Since 2001, decline in the share saying legal immigration should be decreasedWhile there has been considerable attention on illegal immigration into the U.S. recently, opinions about legal immigration have undergone a long-term change. Support for increasing the level of legal immigration has risen, while the share saying legal immigration should decrease has fallen.

The survey by Pew Research Center, conducted June 5-12 among 2,002 adults, finds that 38% say legal immigration into the United States should be kept at its present level, while 32% say it should be increased and 24% say it should be decreased.

Since 2001, the share of Americans who favor increased legal immigration into the U.S. has risen 22 percentage points (from 10% to 32%), while the share who support a decrease has declined 29 points (from 53% to 24%).

The shift is mostly driven by changing views among Democrats. The share of Democrats and Democratic-leaning independents who say legal immigration into the U.S. should be increased has doubled since 2006, from 20% to 40%.

Growing share of Democrats support increased legal immigration into the U.S.Republicans’ views also have changed, though more modestly.
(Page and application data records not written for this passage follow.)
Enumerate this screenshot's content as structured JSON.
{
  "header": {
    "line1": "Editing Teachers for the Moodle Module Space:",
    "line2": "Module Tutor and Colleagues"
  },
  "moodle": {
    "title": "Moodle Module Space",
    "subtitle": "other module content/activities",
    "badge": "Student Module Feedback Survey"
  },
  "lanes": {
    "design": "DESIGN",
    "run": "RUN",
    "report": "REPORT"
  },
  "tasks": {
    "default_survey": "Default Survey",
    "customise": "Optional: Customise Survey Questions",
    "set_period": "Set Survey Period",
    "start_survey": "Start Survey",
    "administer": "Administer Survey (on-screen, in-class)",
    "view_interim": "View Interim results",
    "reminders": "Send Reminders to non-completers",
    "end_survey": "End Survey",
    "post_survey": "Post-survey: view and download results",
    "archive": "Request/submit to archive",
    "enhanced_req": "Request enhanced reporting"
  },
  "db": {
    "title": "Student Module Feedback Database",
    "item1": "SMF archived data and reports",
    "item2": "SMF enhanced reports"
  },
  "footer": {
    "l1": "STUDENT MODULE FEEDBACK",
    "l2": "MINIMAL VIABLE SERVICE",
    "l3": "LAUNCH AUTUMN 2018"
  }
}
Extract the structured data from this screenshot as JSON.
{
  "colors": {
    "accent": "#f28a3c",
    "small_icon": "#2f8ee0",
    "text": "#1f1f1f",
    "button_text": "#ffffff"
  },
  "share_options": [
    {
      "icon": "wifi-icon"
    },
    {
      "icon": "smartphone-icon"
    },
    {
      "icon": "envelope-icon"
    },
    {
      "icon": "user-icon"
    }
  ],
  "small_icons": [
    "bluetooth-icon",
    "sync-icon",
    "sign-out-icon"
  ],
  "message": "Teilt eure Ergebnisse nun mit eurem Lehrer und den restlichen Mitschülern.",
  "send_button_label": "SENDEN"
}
The share of Republicans and Republican leaners who say legal immigration should be decreased has fallen 10 percentage points since 2006, from 43% to 33%.

Still, about twice as many Republicans (33%) as Democrats (16%) support cutting legal immigration into the U.S.

The new survey, which was largely conducted before the crisis at the U.S.-Mexico border involving immigrant children being separated from their parents, finds deep and persistent partisan divisions in a number of attitudes toward immigrants, as well as widespread misperceptions among the public overall about the share of the immigrant population in the U.S. that is in this country illegally:

Fewer than half of Americans know that most immigrants in the U.S. are here legally. Just 45% of Americans say that most immigrants living in the U.S. are here legally; 35% say most immigrants are in the country illegally, while 6% volunteer that about half are here legally and half illegally and 13% say they don’t know. In 2015, the most recent year for which data are available, lawful immigrants accounted for about three-quarters of the foreign-born population in the United States.

Republicans are split in their views of undocumented immigrantsMost feel sympathy toward unauthorized immigrants in the U.S.Nearly seven-in-ten (69%) are very or somewhat sympathetic toward immigrants who are in the United States illegally. That view has changed little since 2014, when a surge of unaccompanied children from Central America attempted to enter the U.S. at the border. An overwhelming share of Democrats (86%) say they are sympathetic toward immigrants who are in the U.S. illegally, compared with about half of Republicans (48%) .

Fewer say granting legal status to unauthorized immigrants is a “reward.”Just 27% of Americans say that giving people who are in the U.S. illegally a way to gain legal status is like rewarding them for doing something wrong. More than twice as many (67%) say they don’t think of it this way. Since 2015, the share saying that providing legal status for those in the U.S. illegally is akin to a “reward” for doing something wrong has declined 9 percentage points. (Americans also broadly support granting legal status to immigrants brought to the U.S. illegally as children.)

Most Americans do not think undocumented immigrants are more likely to commit serious crimes. Large majorities of Americans say that undocumented immigrants living in the U.S. are not more likely than U.S. citizens to commit serious crimes (65% say this) and that undocumented immigrants mostly fill jobs citizens don’t want (71% say this). These opinions, which also are divided along partisan lines, are virtually unchanged since 2016.

Most people who encounter immigrants who do not speak English well aren’t bothered by this. Most Americans say they often (47%) or sometimes (27%) come into contact with immigrants who speak little or no English. Among those who say this, just 26% say it bothers them, while 73% say it does not. The share saying they are bothered by immigrants speaking little or no English has declined by 12 percentage points since 2006 (from 38% to 26%) and 19 points since 1993 (from 45%).

Source: Shifting Public Views on Legal Immigration Into the US